Supplied entries

=== Begin Enclosure ===

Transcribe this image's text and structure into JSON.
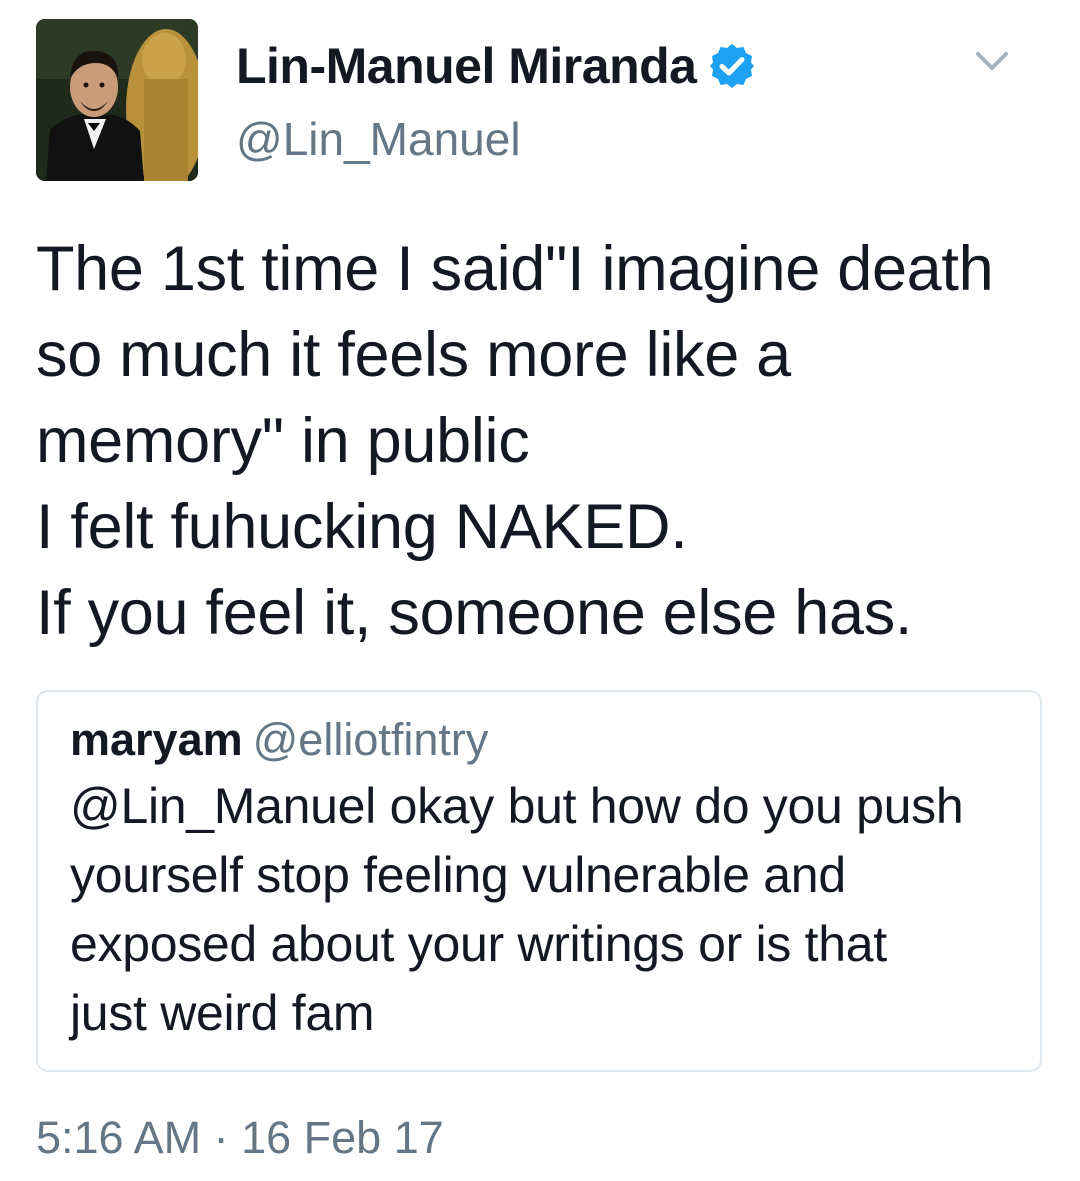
{
  "tweet": {
    "author": {
      "display_name": "Lin-Manuel Miranda",
      "handle": "@Lin_Manuel",
      "verified": true,
      "avatar_icon": "profile-photo"
    },
    "menu_icon": "chevron-down-icon",
    "text_lines": [
      "The 1st time I said\"I imagine death",
      "so much it feels more like a",
      "memory\" in public",
      "I felt fuhucking NAKED.",
      "If you feel it, someone else has."
    ],
    "quoted_tweet": {
      "display_name": "maryam",
      "handle": "@elliotfintry",
      "text_lines": [
        "@Lin_Manuel okay but how do you push",
        "yourself stop feeling vulnerable and",
        "exposed about your writings or is that",
        "just weird fam"
      ]
    },
    "timestamp": "5:16 AM · 16 Feb 17"
  },
  "colors": {
    "text_primary": "#141823",
    "text_secondary": "#657786",
    "verified_blue": "#1da1f2",
    "card_border": "#e1e8ed"
  }
}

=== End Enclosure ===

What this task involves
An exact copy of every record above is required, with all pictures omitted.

Response to the exercise
Transcribe this image's text and structure into JSON.
{
  "tweet": {
    "author": {
      "display_name": "Lin-Manuel Miranda",
      "handle": "@Lin_Manuel",
      "verified": true,
      "avatar_icon": "profile-photo"
    },
    "menu_icon": "chevron-down-icon",
    "text_lines": [
      "The 1st time I said\"I imagine death",
      "so much it feels more like a",
      "memory\" in public",
      "I felt fuhucking NAKED.",
      "If you feel it, someone else has."
    ],
    "quoted_tweet": {
      "display_name": "maryam",
      "handle": "@elliotfintry",
      "text_lines": [
        "@Lin_Manuel okay but how do you push",
        "yourself stop feeling vulnerable and",
        "exposed about your writings or is that",
        "just weird fam"
      ]
    },
    "timestamp": "5:16 AM · 16 Feb 17"
  },
  "colors": {
    "text_primary": "#141823",
    "text_secondary": "#657786",
    "verified_blue": "#1da1f2",
    "card_border": "#e1e8ed"
  }
}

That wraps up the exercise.